··· Listed records ···
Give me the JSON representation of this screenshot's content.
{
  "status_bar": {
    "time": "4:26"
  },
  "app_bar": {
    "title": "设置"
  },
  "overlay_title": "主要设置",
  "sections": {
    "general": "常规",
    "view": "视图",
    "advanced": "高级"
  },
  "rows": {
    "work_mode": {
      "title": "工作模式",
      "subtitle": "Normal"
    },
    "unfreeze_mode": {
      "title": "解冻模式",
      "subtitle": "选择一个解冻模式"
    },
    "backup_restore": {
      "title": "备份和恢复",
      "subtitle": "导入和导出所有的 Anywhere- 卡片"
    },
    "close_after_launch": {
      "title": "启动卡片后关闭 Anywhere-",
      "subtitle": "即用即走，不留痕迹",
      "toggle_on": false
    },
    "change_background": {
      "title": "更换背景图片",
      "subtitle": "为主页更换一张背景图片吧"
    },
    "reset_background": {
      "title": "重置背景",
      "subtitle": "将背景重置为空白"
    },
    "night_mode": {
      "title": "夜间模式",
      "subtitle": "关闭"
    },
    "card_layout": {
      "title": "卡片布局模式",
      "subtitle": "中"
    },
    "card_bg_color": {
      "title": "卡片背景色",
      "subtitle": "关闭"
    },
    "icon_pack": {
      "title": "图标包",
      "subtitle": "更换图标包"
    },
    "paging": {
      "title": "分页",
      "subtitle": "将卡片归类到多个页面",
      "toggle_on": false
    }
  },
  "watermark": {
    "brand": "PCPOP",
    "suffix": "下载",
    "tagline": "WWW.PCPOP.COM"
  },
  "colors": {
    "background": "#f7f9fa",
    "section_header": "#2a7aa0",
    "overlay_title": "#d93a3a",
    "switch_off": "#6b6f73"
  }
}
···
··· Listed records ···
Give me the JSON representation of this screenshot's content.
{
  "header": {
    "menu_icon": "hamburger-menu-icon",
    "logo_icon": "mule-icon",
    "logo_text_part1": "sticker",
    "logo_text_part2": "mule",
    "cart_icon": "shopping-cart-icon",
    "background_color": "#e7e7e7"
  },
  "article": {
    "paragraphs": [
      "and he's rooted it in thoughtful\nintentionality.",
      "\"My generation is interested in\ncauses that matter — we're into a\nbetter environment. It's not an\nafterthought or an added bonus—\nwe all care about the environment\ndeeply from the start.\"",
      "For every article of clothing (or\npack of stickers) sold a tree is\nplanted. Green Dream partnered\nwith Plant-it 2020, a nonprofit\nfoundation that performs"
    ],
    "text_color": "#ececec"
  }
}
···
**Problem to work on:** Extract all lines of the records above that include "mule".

**Exercise answer:**
    "logo_icon": "mule-icon",
    "logo_text_part2": "mule",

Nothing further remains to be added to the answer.